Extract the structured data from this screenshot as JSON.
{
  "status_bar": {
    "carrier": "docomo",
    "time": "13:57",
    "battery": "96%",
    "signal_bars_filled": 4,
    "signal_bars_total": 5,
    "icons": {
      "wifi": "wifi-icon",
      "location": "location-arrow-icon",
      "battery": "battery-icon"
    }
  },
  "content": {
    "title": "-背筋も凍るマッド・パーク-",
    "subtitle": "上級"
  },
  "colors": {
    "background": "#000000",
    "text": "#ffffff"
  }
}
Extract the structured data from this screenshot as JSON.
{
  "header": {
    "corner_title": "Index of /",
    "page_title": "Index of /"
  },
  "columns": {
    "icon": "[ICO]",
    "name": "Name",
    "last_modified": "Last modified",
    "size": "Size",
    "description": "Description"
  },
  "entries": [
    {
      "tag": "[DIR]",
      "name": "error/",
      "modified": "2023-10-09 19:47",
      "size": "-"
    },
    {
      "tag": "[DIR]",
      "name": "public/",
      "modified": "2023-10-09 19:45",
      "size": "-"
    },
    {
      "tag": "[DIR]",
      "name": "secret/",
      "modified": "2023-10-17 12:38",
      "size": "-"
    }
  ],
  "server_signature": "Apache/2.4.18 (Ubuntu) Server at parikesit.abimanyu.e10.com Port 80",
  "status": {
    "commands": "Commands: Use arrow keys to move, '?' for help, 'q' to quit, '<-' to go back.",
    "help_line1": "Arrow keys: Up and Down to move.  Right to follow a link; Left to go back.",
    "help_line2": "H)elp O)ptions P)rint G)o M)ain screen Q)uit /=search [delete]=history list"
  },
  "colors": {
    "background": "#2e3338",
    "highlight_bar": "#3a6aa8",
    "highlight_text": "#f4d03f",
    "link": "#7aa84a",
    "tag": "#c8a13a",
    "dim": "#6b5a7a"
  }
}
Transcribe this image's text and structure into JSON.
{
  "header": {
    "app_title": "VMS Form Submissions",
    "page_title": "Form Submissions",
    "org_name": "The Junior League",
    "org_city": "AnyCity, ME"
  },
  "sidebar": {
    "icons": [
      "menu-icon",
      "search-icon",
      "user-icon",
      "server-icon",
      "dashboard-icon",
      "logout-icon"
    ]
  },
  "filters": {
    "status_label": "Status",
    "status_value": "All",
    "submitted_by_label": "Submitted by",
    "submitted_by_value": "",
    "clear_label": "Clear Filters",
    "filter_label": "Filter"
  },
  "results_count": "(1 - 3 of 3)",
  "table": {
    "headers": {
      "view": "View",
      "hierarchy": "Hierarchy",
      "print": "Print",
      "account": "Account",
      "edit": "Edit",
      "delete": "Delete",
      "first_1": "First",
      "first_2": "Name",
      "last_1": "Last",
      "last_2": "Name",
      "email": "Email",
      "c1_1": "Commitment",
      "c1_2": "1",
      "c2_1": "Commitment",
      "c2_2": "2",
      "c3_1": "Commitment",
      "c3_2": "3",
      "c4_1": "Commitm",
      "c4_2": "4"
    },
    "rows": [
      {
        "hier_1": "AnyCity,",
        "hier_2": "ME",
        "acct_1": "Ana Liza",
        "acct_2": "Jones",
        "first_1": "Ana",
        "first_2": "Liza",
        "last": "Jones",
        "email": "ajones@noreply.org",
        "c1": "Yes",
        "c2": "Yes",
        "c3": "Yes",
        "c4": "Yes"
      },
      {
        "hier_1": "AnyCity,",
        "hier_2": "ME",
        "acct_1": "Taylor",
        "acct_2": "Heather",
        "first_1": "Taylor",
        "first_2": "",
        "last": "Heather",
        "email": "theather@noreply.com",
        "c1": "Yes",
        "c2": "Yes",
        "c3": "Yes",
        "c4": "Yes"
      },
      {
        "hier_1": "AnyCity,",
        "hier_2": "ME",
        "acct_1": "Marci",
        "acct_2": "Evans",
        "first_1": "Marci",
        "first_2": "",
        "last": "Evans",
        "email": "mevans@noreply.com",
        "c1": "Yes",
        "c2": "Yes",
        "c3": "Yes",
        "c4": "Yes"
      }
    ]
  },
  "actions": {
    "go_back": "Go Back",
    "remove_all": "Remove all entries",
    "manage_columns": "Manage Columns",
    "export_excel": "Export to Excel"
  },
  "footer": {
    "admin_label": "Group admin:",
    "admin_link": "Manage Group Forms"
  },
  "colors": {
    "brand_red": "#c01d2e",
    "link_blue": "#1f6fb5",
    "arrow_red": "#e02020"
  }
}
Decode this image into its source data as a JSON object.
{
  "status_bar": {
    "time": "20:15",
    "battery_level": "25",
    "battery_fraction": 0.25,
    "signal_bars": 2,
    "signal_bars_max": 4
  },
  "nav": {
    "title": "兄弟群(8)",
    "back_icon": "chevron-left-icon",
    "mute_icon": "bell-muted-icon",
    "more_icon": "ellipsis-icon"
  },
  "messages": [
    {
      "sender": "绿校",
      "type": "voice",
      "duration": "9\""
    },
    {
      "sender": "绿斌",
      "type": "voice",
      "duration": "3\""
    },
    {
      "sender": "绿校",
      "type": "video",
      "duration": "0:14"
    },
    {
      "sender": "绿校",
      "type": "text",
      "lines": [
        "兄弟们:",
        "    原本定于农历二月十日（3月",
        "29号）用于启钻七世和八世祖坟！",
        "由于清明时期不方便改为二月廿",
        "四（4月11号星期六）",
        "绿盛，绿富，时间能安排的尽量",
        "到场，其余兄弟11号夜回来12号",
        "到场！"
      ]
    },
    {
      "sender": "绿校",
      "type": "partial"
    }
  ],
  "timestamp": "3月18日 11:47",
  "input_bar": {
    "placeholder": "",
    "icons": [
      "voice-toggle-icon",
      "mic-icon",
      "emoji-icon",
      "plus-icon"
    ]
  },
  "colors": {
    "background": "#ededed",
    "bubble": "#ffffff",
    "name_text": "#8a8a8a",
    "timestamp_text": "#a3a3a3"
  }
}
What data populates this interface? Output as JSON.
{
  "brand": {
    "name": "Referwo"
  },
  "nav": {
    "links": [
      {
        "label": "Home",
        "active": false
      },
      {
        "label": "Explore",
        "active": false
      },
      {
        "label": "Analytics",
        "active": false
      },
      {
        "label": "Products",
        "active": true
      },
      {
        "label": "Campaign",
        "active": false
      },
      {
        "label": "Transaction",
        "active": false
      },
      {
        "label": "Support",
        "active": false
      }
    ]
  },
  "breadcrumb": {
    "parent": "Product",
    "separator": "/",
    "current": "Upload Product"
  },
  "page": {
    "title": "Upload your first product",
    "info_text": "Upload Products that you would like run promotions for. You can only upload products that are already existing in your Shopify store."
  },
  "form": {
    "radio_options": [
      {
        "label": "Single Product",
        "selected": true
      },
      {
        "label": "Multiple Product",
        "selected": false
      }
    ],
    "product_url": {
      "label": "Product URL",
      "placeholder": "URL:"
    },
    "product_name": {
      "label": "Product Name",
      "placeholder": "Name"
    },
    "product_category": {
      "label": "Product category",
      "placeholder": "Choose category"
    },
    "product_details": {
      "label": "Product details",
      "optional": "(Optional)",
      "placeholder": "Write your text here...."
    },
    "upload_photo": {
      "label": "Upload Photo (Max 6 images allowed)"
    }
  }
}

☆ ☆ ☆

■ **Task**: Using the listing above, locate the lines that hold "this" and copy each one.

■ **Response to the exercise**:
Extract the structured data from this screenshot as JSON.
Extract the structured data from this screenshot as JSON.
Transcribe this image's text and structure into JSON.
Decode this image into its source data as a JSON object.
What data populates this interface? Output as JSON.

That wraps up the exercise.